Desserts are an integral part of Malaysian cuisine, with a diverse array of sweet treats available to satisfy any sweet tooth. One popular dessert is cendol, a refreshing concoction made with shaved ice, coconut milk, pandan-flavored jelly noodles, and palm sugar syrup. Another favorite is ondeh-ondeh, bite-sized rice flour dumplings filled with sweet palm sugar and coated in grated coconut. These desserts offer a delightful end to any meal, with their unique flavors and textures providing a fitting conclusion to the Malaysian culinary experience.

Malaysia’s culinary landscape is as diverse as its people, with each region boasting its own unique specialties and culinary traditions. In the northern states of Penang and Kelantan, for example, you’ll find an abundance of spicy and flavorful dishes influenced by Thai and Indonesian cuisine. In the southern state of Johor, on the other hand, you’ll find a strong influence of Malay and Javanese flavors, with dishes such as nasi ambeng and soto ayam taking center stage.

In East Malaysia, the cuisine is heavily influenced by indigenous ingredients and cooking techniques, with dishes such as hinava (a traditional Kadazandusun raw fish salad) and manok pansoh (chicken cooked in bamboo) being popular choices. Whether you’re sampling street food in Kuala Lumpur, dining at a seafood restaurant in Kota Kinabalu, or exploring the night markets of Penang, Malaysia offers a culinary adventure like no other, with its diverse flavors, vibrant colors, and rich cultural heritage enticing food lovers from around the world.

The cultural diversity of Malaysia is reflected not only in its cuisine but also in its dining customs and rituals. In Malay culture, for example, it is customary to eat with the right hand, as the left hand is considered unclean. Similarly, in Chinese culture, it is customary to serve tea as a gesture of hospitality before and during a meal, while in Indian culture, meals are often eaten with the fingers as a way of connecting with the food on a deeper level. These customs and rituals add an extra layer of meaning to the dining experience in Malaysia, highlighting the importance of food not just as sustenance but as a social and cultural expression.

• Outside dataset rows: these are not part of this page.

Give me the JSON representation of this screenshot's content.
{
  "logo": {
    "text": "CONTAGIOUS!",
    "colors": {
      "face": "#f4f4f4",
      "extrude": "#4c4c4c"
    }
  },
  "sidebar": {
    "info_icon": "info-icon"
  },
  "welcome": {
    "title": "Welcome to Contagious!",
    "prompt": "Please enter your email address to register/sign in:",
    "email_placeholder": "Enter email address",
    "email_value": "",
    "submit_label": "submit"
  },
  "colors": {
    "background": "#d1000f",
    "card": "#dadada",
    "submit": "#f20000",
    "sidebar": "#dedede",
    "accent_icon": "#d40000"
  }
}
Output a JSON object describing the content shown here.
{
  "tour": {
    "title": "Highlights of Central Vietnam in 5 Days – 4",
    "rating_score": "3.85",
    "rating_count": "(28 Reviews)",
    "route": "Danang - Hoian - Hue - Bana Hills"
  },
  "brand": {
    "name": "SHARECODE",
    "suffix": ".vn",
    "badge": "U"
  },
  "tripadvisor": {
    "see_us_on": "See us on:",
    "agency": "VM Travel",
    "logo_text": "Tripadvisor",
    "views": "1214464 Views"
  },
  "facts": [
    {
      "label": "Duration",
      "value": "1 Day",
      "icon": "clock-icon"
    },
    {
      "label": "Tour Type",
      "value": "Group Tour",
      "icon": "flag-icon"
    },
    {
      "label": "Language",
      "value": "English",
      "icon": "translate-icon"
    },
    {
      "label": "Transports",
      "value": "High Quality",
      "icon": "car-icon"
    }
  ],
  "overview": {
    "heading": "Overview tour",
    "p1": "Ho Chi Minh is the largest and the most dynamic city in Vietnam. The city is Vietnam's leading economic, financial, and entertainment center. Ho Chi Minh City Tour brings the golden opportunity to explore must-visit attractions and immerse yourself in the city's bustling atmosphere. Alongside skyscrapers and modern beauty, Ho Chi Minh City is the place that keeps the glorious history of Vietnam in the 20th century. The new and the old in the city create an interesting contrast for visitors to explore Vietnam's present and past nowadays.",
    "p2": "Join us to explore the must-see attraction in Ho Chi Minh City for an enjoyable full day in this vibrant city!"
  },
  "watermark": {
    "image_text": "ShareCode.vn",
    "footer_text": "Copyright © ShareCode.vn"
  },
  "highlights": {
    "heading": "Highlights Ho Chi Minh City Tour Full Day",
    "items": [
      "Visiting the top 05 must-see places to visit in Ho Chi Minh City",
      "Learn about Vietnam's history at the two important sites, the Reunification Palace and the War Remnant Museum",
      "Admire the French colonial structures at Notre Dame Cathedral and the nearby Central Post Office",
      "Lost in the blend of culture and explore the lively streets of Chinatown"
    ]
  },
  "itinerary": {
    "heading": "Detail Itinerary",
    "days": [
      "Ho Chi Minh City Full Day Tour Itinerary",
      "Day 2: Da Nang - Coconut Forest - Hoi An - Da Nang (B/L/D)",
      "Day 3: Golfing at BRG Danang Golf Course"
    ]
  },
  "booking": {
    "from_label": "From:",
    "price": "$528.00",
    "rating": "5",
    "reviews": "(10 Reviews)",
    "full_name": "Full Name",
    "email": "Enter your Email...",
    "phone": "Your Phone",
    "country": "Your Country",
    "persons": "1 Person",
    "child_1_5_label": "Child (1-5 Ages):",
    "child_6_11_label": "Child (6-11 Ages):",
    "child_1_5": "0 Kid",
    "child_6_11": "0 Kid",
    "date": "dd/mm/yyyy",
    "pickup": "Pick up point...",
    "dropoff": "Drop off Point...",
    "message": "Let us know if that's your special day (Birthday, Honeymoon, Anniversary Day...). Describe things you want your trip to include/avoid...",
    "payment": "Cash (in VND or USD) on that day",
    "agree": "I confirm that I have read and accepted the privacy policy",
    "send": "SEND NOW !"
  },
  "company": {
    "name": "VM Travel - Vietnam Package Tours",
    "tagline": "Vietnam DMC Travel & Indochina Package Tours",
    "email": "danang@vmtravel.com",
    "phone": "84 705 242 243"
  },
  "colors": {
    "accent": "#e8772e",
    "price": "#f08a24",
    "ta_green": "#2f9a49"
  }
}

In recent years, Malaysian cuisine has gained international recognition for its bold flavors and diverse culinary influences. Malaysian restaurants can now be found in cities around the world, from New York to London to Sydney, offering diners the chance to experience the vibrant flavors of Malaysia without leaving their own neighborhood. Malaysian chefs, too, have gained acclaim on the global stage, with their innovative and creative interpretations of traditional dishes earning accolades and awards from critics and food lovers alike.

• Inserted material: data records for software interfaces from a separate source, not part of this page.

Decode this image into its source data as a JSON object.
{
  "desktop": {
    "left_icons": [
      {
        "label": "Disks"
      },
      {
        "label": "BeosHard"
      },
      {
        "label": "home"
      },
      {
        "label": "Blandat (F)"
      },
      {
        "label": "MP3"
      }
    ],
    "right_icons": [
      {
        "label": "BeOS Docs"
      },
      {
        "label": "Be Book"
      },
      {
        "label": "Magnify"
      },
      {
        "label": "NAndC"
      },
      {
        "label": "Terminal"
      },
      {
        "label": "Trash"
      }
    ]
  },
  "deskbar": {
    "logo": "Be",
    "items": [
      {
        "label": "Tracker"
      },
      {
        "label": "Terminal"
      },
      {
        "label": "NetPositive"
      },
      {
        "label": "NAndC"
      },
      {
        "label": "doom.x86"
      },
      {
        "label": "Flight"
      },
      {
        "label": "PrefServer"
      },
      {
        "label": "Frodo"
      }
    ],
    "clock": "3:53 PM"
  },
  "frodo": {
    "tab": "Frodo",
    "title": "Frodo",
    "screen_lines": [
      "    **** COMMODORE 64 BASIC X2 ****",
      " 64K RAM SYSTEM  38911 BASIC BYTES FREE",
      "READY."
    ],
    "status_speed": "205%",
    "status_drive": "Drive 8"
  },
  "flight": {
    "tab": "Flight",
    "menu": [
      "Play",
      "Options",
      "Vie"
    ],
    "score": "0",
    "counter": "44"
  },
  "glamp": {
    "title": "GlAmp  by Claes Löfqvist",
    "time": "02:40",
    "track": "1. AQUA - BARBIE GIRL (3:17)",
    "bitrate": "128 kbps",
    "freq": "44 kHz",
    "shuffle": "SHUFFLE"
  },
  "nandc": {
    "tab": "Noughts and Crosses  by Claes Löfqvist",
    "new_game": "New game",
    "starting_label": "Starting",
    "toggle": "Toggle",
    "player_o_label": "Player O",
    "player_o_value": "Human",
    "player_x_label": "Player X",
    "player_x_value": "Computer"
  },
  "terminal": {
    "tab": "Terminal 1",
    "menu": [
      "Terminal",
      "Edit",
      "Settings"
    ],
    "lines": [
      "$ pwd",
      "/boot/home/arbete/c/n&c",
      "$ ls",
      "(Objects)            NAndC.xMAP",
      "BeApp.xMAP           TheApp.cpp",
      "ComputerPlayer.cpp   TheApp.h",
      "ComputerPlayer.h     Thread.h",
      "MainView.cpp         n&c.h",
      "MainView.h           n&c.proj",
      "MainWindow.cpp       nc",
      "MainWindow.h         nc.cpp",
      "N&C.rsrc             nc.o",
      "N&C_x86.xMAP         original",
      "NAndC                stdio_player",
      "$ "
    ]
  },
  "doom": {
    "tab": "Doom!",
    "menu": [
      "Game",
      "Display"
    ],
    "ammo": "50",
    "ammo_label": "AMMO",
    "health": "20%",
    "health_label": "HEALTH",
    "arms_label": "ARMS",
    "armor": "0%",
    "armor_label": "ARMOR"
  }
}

Despite its growing popularity on the global stage, Malaysian cuisine remains deeply rooted in tradition and heritage, with many recipes passed down through generations and preserved in family kitchens across the country. Whether it’s a simple bowl of laksa enjoyed at a roadside stall or an elaborate banquet served at a traditional Malay wedding, Malaysian cuisine continues to bring people together, bridging divides and fostering connections through the shared love of good food.

In conclusion, Malaysian cuisine is a reflection of the country’s rich cultural heritage and diverse culinary traditions. From fragrant curries to spicy sambals, delicate rice dishes to crispy snacks, Malaysian cuisine offers a feast for the senses that delights the palate and nourishes the soul. Whether enjoyed at a bustling street food stall, a humble family kitchen, or a fine dining restaurant, Malaysian cuisine brings people together, celebrating the joys of food, community, and culture in every delicious bite.